Food & Recipes

This City Helped A Teen Get His Hot Dog Stand Approved Instead Of Shutting It Down

We're excited to see this small business take off!

There’s nothing we love more than the story of a self-made man. Which is why we’re delighted by the latest news about one young boy — 13-year-old Jaequan Faulkner — who, hoping to make enough money for new school clothes, opened up a hot dog stand earlier this summer.

The only problem? His business wasn’t officially permitted to sell food, and someone submitted a complaint to city health inspectors.

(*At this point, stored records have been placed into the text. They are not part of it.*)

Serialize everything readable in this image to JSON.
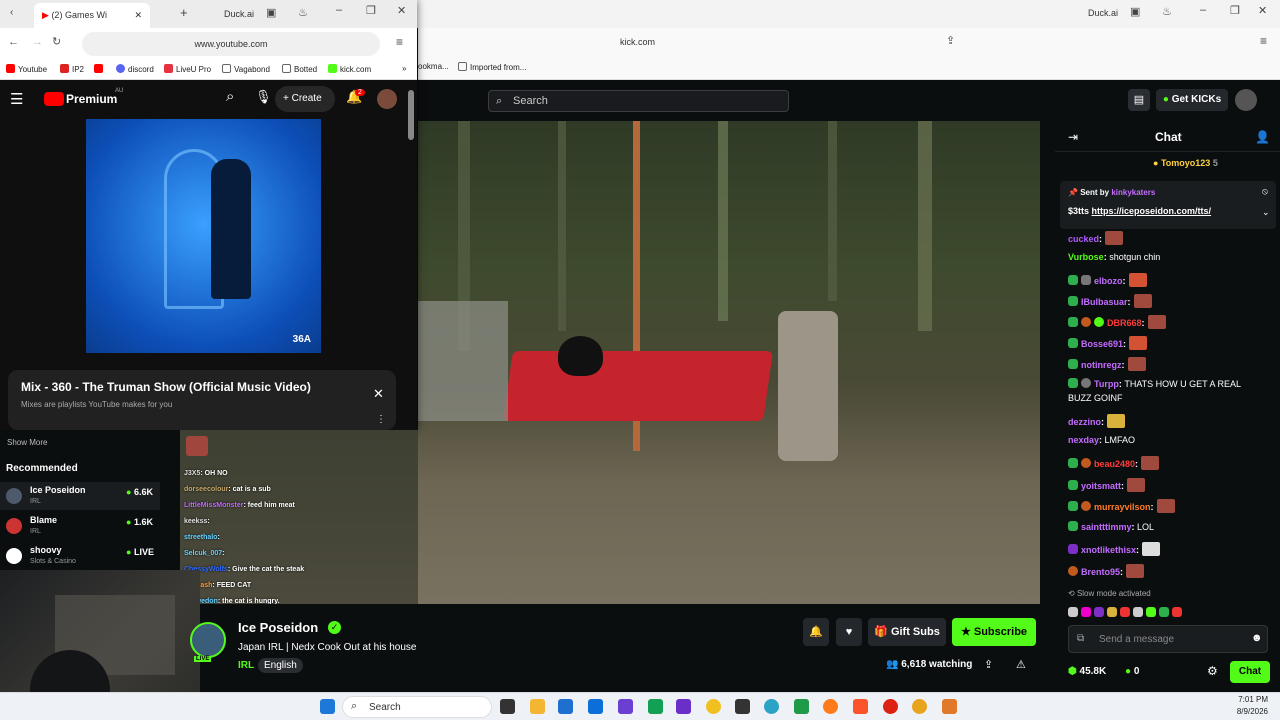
{
  "kick_window": {
    "tab_title": "Duck.ai",
    "address": "kick.com",
    "bookmarks": [
      "ookma...",
      "Imported from..."
    ]
  },
  "youtube_window": {
    "tab_title": "(2) Games Wi",
    "tab_right": "Duck.ai",
    "address": "www.youtube.com",
    "bookmarks": [
      "Youtube",
      "IP2",
      "discord",
      "LiveU Pro",
      "Vagabond",
      "Botted",
      "kick.com"
    ],
    "logo": "Premium",
    "region": "AU",
    "create_label": "Create",
    "notification_count": "2",
    "mix_title": "Mix - 360 - The Truman Show (Official Music Video)",
    "mix_subtitle": "Mixes are playlists YouTube makes for you",
    "art_mark": "36A"
  },
  "kick": {
    "search_placeholder": "Search",
    "get_kicks": "Get KICKs",
    "sidebar": {
      "show_more": "Show More",
      "recommended": "Recommended",
      "channels": [
        {
          "name": "Ice Poseidon",
          "category": "IRL",
          "viewers": "6.6K"
        },
        {
          "name": "Blame",
          "category": "IRL",
          "viewers": "1.6K"
        },
        {
          "name": "shoovy",
          "category": "Slots & Casino",
          "viewers": "LIVE"
        }
      ]
    },
    "overlay_chat": [
      {
        "user": "J3X5",
        "text": "OH NO",
        "color": "#ffffff"
      },
      {
        "user": "dorseecolour",
        "text": "cat is a sub",
        "color": "#c7a86a"
      },
      {
        "user": "LittleMissMonster",
        "text": "feed him meat",
        "color": "#c46cff"
      },
      {
        "user": "keekss",
        "text": "",
        "color": "#e0e0e0"
      },
      {
        "user": "streethalo",
        "text": "",
        "color": "#65d1ff"
      },
      {
        "user": "Selcuk_007",
        "text": "",
        "color": "#65d1ff"
      },
      {
        "user": "ChessyWolfs",
        "text": "Give the cat the steak",
        "color": "#2f6bff"
      },
      {
        "user": "andkash",
        "text": "FEED CAT",
        "color": "#ff9b3d"
      },
      {
        "user": "a_swedon",
        "text": "the cat is hungry.",
        "color": "#65d1ff"
      }
    ],
    "streamer": {
      "name": "Ice Poseidon",
      "title": "Japan IRL | Nedx Cook Out at his house",
      "category": "IRL",
      "language": "English",
      "watching": "6,618 watching",
      "gift_subs": "Gift Subs",
      "subscribe": "Subscribe",
      "live_badge": "LIVE"
    },
    "chat": {
      "header": "Chat",
      "top_gifter": "Tomoyo123",
      "top_gifter_count": "5",
      "pinned_sender_label": "Sent by",
      "pinned_sender": "kinkykaters",
      "pinned_text_prefix": "$3tts",
      "pinned_link": "https://iceposeidon.com/tts/",
      "messages": [
        {
          "user": "cucked",
          "text": "",
          "color": "#b05bff"
        },
        {
          "user": "Vurbose",
          "text": "shotgun chin",
          "color": "#53fc18"
        },
        {
          "user": "elbozo",
          "text": "",
          "color": "#c46cff"
        },
        {
          "user": "lBulbasuar",
          "text": "",
          "color": "#c46cff"
        },
        {
          "user": "DBR668",
          "text": "",
          "color": "#ff3b3b"
        },
        {
          "user": "Bosse691",
          "text": "",
          "color": "#c46cff"
        },
        {
          "user": "notinregz",
          "text": "",
          "color": "#c46cff"
        },
        {
          "user": "Turpp",
          "text": "THATS HOW U GET A REAL",
          "color": "#c46cff"
        },
        {
          "user": "",
          "text": "BUZZ GOINF",
          "color": "#ffffff"
        },
        {
          "user": "dezzino",
          "text": "",
          "color": "#c46cff"
        },
        {
          "user": "nexday",
          "text": "LMFAO",
          "color": "#c46cff"
        },
        {
          "user": "beau2480",
          "text": "",
          "color": "#ff3b3b"
        },
        {
          "user": "yoitsmatt",
          "text": "",
          "color": "#c46cff"
        },
        {
          "user": "murrayvilson",
          "text": "",
          "color": "#ff7a2a"
        },
        {
          "user": "saintttimmy",
          "text": "LOL",
          "color": "#c46cff"
        },
        {
          "user": "xnotlikethisx",
          "text": "",
          "color": "#c46cff"
        },
        {
          "user": "Brento95",
          "text": "",
          "color": "#c46cff"
        }
      ],
      "slow_mode": "Slow mode activated",
      "input_placeholder": "Send a message",
      "followers": "45.8K",
      "kicks": "0",
      "send_label": "Chat"
    }
  },
  "taskbar": {
    "search": "Search",
    "time": "7:01 PM",
    "date": "8/9/2026"
  },
  "colors": {
    "kick_green": "#53fc18",
    "yt_red": "#ff0000",
    "chat_bg": "#0b0e0f"
  }
}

It seemed — at least initially — that the lack of a permit would be a major setback. Instead, the complaint led to the legitimization of Faulkner’s business. The staff from both the Minneapolis Health Department and the Northside Economic Opportunity Network (NEON) worked together to help bring Faulkner’s hot dog stand up to code. And once that was taken care of, the Health Department even helped the savvy business-kid pay for his $87 permit!

“We’ve been working with Jaequan on the business side of things, like basic business, finance, marketing, pricing… he’s really been excited about all of it,” said Ann Fix, program manager for the Northside Food Business Incubator through NEON and Appetite for Change.

After a few changes were made, including the addition of a tent for overhead protection and a hand washing station, Faulkner officially reopened his stand — called Mr. Faulkner’s Old-Fashioned Hot Dogs — and is now operating with a permit.


And once he was open for business, his community was eager to support him.

Bike Cops for Kids, for example, made a post to their Facebook page encouraging others to swing by the stand. “He received a very generous tip today from a couple MPD bike cops and this is definitely worth the stop,” they wrote.

According to his Facebook page, he’ll be hosting pop-ups throughout the summer, selling his hot dogs and snacks.

“Surprisingly, I’m like, dang the city’s not the bad guys in this situation. They’re actually the ones who are helping me,” Faulkner said. “It makes me feel kind of — not kind of — really proud that people know what I’m doing.”

We support you, Faulkner!